**Material for this exercise:**

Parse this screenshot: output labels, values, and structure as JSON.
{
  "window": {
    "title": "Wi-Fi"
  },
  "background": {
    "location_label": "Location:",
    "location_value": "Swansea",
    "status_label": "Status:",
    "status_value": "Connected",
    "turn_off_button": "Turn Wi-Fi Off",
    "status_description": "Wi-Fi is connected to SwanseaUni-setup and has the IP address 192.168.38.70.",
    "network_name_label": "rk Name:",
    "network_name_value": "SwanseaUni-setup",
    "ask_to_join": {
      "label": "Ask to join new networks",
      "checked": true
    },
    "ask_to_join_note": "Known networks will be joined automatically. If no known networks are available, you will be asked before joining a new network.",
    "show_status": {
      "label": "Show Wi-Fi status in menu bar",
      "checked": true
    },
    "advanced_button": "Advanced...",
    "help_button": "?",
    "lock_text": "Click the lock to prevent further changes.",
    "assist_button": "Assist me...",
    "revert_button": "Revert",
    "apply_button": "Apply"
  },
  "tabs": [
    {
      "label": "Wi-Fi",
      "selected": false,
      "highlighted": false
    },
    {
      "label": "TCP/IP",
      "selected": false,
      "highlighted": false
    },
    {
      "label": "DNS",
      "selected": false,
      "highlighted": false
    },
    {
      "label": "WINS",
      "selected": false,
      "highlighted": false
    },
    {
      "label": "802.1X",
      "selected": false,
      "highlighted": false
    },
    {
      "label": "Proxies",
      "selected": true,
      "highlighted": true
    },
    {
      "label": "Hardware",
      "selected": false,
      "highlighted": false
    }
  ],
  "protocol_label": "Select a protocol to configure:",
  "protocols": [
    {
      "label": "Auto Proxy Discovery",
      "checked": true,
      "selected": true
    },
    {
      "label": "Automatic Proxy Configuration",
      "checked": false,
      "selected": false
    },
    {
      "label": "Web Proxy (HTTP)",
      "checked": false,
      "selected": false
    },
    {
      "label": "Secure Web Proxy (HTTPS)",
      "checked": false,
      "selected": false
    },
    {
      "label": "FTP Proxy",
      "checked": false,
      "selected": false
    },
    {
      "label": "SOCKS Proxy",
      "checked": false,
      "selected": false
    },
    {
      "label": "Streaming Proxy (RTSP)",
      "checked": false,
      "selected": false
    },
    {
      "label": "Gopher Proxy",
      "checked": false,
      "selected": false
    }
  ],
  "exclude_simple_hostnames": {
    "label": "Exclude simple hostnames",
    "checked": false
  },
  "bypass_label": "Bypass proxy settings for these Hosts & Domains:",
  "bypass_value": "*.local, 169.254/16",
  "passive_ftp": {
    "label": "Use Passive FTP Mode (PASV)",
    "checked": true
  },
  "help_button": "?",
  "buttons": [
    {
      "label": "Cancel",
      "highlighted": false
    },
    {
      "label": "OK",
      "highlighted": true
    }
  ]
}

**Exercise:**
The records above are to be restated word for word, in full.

**Task answer:**
Parse this screenshot: output labels, values, and structure as JSON.
{
  "window": {
    "title": "Wi-Fi"
  },
  "background": {
    "location_label": "Location:",
    "location_value": "Swansea",
    "status_label": "Status:",
    "status_value": "Connected",
    "turn_off_button": "Turn Wi-Fi Off",
    "status_description": "Wi-Fi is connected to SwanseaUni-setup and has the IP address 192.168.38.70.",
    "network_name_label": "rk Name:",
    "network_name_value": "SwanseaUni-setup",
    "ask_to_join": {
      "label": "Ask to join new networks",
      "checked": true
    },
    "ask_to_join_note": "Known networks will be joined automatically. If no known networks are available, you will be asked before joining a new network.",
    "show_status": {
      "label": "Show Wi-Fi status in menu bar",
      "checked": true
    },
    "advanced_button": "Advanced...",
    "help_button": "?",
    "lock_text": "Click the lock to prevent further changes.",
    "assist_button": "Assist me...",
    "revert_button": "Revert",
    "apply_button": "Apply"
  },
  "tabs": [
    {
      "label": "Wi-Fi",
      "selected": false,
      "highlighted": false
    },
    {
      "label": "TCP/IP",
      "selected": false,
      "highlighted": false
    },
    {
      "label": "DNS",
      "selected": false,
      "highlighted": false
    },
    {
      "label": "WINS",
      "selected": false,
      "highlighted": false
    },
    {
      "label": "802.1X",
      "selected": false,
      "highlighted": false
    },
    {
      "label": "Proxies",
      "selected": true,
      "highlighted": true
    },
    {
      "label": "Hardware",
      "selected": false,
      "highlighted": false
    }
  ],
  "protocol_label": "Select a protocol to configure:",
  "protocols": [
    {
      "label": "Auto Proxy Discovery",
      "checked": true,
      "selected": true
    },
    {
      "label": "Automatic Proxy Configuration",
      "checked": false,
      "selected": false
    },
    {
      "label": "Web Proxy (HTTP)",
      "checked": false,
      "selected": false
    },
    {
      "label": "Secure Web Proxy (HTTPS)",
      "checked": false,
      "selected": false
    },
    {
      "label": "FTP Proxy",
      "checked": false,
      "selected": false
    },
    {
      "label": "SOCKS Proxy",
      "checked": false,
      "selected": false
    },
    {
      "label": "Streaming Proxy (RTSP)",
      "checked": false,
      "selected": false
    },
    {
      "label": "Gopher Proxy",
      "checked": false,
      "selected": false
    }
  ],
  "exclude_simple_hostnames": {
    "label": "Exclude simple hostnames",
    "checked": false
  },
  "bypass_label": "Bypass proxy settings for these Hosts & Domains:",
  "bypass_value": "*.local, 169.254/16",
  "passive_ftp": {
    "label": "Use Passive FTP Mode (PASV)",
    "checked": true
  },
  "help_button": "?",
  "buttons": [
    {
      "label": "Cancel",
      "highlighted": false
    },
    {
      "label": "OK",
      "highlighted": true
    }
  ]
}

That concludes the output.